Available data START
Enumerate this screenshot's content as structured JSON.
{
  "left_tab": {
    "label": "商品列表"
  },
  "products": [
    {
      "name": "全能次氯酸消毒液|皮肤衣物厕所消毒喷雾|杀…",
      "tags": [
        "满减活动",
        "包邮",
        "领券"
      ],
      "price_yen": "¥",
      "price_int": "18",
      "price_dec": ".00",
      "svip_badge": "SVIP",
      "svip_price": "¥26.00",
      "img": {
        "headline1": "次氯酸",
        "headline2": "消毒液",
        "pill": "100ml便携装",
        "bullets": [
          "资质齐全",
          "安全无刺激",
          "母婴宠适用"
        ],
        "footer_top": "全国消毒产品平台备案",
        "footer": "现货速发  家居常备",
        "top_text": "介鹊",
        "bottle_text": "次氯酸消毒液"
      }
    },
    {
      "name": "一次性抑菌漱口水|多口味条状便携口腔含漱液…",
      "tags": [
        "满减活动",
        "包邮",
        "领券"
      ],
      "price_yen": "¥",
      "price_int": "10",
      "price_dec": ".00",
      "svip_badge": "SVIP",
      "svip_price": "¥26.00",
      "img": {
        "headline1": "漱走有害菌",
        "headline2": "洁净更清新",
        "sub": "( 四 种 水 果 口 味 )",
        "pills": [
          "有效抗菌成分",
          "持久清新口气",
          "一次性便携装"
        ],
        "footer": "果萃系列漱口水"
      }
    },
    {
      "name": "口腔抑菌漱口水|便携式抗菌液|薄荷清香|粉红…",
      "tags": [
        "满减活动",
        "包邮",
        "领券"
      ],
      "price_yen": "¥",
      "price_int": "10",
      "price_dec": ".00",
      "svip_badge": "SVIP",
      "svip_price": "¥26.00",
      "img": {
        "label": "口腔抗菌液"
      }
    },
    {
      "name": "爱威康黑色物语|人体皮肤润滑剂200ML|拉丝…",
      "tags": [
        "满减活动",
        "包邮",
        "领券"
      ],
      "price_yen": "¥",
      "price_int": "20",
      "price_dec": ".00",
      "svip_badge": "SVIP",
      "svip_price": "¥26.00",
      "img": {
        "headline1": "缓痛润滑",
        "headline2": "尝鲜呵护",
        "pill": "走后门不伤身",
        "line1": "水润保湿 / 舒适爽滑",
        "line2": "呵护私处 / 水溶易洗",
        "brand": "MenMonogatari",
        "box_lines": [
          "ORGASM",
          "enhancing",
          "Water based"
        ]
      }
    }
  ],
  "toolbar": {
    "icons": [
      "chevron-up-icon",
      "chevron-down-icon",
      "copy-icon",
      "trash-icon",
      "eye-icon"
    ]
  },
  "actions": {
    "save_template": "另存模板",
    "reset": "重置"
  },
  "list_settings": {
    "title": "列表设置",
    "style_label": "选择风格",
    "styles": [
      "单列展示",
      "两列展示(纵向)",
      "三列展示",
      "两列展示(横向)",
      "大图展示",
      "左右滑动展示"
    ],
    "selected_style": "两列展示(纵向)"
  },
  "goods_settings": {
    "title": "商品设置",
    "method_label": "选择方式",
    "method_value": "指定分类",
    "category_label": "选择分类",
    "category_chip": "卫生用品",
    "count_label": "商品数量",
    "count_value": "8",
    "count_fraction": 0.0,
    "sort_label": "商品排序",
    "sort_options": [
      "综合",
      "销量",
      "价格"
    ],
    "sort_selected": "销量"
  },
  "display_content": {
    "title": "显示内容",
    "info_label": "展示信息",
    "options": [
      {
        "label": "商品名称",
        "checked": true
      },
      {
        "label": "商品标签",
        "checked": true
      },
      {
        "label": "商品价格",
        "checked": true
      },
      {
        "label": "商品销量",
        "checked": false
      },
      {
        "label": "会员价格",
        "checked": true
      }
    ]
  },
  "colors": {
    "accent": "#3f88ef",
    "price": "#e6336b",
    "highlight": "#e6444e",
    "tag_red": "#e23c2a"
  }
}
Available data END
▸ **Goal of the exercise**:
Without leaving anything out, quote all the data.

▸ **Task answer**:
Enumerate this screenshot's content as structured JSON.
{
  "left_tab": {
    "label": "商品列表"
  },
  "products": [
    {
      "name": "全能次氯酸消毒液|皮肤衣物厕所消毒喷雾|杀…",
      "tags": [
        "满减活动",
        "包邮",
        "领券"
      ],
      "price_yen": "¥",
      "price_int": "18",
      "price_dec": ".00",
      "svip_badge": "SVIP",
      "svip_price": "¥26.00",
      "img": {
        "headline1": "次氯酸",
        "headline2": "消毒液",
        "pill": "100ml便携装",
        "bullets": [
          "资质齐全",
          "安全无刺激",
          "母婴宠适用"
        ],
        "footer_top": "全国消毒产品平台备案",
        "footer": "现货速发  家居常备",
        "top_text": "介鹊",
        "bottle_text": "次氯酸消毒液"
      }
    },
    {
      "name": "一次性抑菌漱口水|多口味条状便携口腔含漱液…",
      "tags": [
        "满减活动",
        "包邮",
        "领券"
      ],
      "price_yen": "¥",
      "price_int": "10",
      "price_dec": ".00",
      "svip_badge": "SVIP",
      "svip_price": "¥26.00",
      "img": {
        "headline1": "漱走有害菌",
        "headline2": "洁净更清新",
        "sub": "( 四 种 水 果 口 味 )",
        "pills": [
          "有效抗菌成分",
          "持久清新口气",
          "一次性便携装"
        ],
        "footer": "果萃系列漱口水"
      }
    },
    {
      "name": "口腔抑菌漱口水|便携式抗菌液|薄荷清香|粉红…",
      "tags": [
        "满减活动",
        "包邮",
        "领券"
      ],
      "price_yen": "¥",
      "price_int": "10",
      "price_dec": ".00",
      "svip_badge": "SVIP",
      "svip_price": "¥26.00",
      "img": {
        "label": "口腔抗菌液"
      }
    },
    {
      "name": "爱威康黑色物语|人体皮肤润滑剂200ML|拉丝…",
      "tags": [
        "满减活动",
        "包邮",
        "领券"
      ],
      "price_yen": "¥",
      "price_int": "20",
      "price_dec": ".00",
      "svip_badge": "SVIP",
      "svip_price": "¥26.00",
      "img": {
        "headline1": "缓痛润滑",
        "headline2": "尝鲜呵护",
        "pill": "走后门不伤身",
        "line1": "水润保湿 / 舒适爽滑",
        "line2": "呵护私处 / 水溶易洗",
        "brand": "MenMonogatari",
        "box_lines": [
          "ORGASM",
          "enhancing",
          "Water based"
        ]
      }
    }
  ],
  "toolbar": {
    "icons": [
      "chevron-up-icon",
      "chevron-down-icon",
      "copy-icon",
      "trash-icon",
      "eye-icon"
    ]
  },
  "actions": {
    "save_template": "另存模板",
    "reset": "重置"
  },
  "list_settings": {
    "title": "列表设置",
    "style_label": "选择风格",
    "styles": [
      "单列展示",
      "两列展示(纵向)",
      "三列展示",
      "两列展示(横向)",
      "大图展示",
      "左右滑动展示"
    ],
    "selected_style": "两列展示(纵向)"
  },
  "goods_settings": {
    "title": "商品设置",
    "method_label": "选择方式",
    "method_value": "指定分类",
    "category_label": "选择分类",
    "category_chip": "卫生用品",
    "count_label": "商品数量",
    "count_value": "8",
    "count_fraction": 0.0,
    "sort_label": "商品排序",
    "sort_options": [
      "综合",
      "销量",
      "价格"
    ],
    "sort_selected": "销量"
  },
  "display_content": {
    "title": "显示内容",
    "info_label": "展示信息",
    "options": [
      {
        "label": "商品名称",
        "checked": true
      },
      {
        "label": "商品标签",
        "checked": true
      },
      {
        "label": "商品价格",
        "checked": true
      },
      {
        "label": "商品销量",
        "checked": false
      },
      {
        "label": "会员价格",
        "checked": true
      }
    ]
  },
  "colors": {
    "accent": "#3f88ef",
    "price": "#e6336b",
    "highlight": "#e6444e",
    "tag_red": "#e23c2a"
  }
}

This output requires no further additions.